  • Means of obtaining express consent – participants balk at having to provide multiple check-boxes – (1) check-boxes required under CASL, for users to consent to receiving commercial electronic messages or CEMs, and (2) check-boxes required under other laws, such as PIPEDA. Marketers know that the more check-boxes there are, the less likely a user is to check them. Participants want the CRTC to be more innovative in what counts as express consent. It does not look like the CRTC will change its position, however, because it has been steadfast in insisting that CASL must be an opt-in regime, not opt-out.
  • Proof of consent – participants asked whether oral consent can be demonstrated by reading a script and then recording the user’s consent in a database. This could apply in a call-center situation where there is no audio recording of the call.
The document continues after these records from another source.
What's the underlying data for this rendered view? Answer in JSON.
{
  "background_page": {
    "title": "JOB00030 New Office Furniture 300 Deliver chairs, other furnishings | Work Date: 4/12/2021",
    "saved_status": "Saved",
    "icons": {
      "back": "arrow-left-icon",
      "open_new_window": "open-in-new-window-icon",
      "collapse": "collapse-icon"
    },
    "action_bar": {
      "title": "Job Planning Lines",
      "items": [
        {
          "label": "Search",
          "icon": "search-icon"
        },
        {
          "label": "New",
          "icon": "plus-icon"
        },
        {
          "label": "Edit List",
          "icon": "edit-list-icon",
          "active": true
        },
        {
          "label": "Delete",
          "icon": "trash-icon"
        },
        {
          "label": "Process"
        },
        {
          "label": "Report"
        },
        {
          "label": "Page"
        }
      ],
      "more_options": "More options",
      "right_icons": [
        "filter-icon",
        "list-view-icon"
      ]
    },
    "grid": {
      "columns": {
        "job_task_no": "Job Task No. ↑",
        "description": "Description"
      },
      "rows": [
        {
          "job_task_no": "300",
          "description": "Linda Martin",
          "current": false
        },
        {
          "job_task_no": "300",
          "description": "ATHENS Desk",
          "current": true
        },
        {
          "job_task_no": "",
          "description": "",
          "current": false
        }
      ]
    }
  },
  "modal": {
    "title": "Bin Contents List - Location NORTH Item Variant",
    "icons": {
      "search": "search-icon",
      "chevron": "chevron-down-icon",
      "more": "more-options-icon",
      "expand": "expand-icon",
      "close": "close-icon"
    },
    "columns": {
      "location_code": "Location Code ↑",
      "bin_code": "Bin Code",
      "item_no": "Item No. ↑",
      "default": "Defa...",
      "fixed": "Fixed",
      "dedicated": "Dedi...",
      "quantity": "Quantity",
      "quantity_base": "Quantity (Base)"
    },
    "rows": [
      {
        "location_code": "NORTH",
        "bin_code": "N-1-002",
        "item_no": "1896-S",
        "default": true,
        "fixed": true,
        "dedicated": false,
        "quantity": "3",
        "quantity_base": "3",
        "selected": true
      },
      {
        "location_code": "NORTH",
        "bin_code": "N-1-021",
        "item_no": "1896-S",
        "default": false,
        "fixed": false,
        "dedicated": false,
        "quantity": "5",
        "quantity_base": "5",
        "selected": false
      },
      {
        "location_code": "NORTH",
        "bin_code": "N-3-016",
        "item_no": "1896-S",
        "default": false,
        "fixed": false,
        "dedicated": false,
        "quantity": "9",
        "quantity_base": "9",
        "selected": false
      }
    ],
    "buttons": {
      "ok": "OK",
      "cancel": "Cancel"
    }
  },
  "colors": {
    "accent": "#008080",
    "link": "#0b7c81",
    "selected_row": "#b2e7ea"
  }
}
Others suggest that process-based consent should suffice – for example, a user consented to receiving CEMs because if he did not check the box to indicate such consent, he would not have been able to download the program.
  • Transition period – the CRTC has stated that express consents obtained prior to CASL coming into force do not need to be re-obtained, but what if that consent did not meet all the requirements prescribed by CASL? Industry members would prefer that grandfathering all prior consents would be simpler, both for businesses and consumers.
  • Obtaining consent for affiliates/by intermediaries – participants do not like the requirement to disclose every affiliate on whose behalf the CEM is sent, because there may be only one brand that the recipient associates with the sender, and it may be confusing to list all the corporate entities that are technically sending the message. When it comes to intermediaries, such as email service providers (ESPs) or direct marketers, participants want to know whether these parties need to be identified in the CEM, particularly if the marketer is sending the CEM on behalf of another business and does not otherwise deal with the recipient. If the recipient was interested in the product or service being promoted in the CEM, he or she would deal directly with the business.
  • Computer programs – more clarity is needed with respect to when it is reasonable to believe a person has consented to the installation of a computer program on his or her computer. For example, does the purchase of a new computer with pre-installed software constitute consent?

We continue to wait for final regulations from the CRTC and an announcement on when CASL will come into force.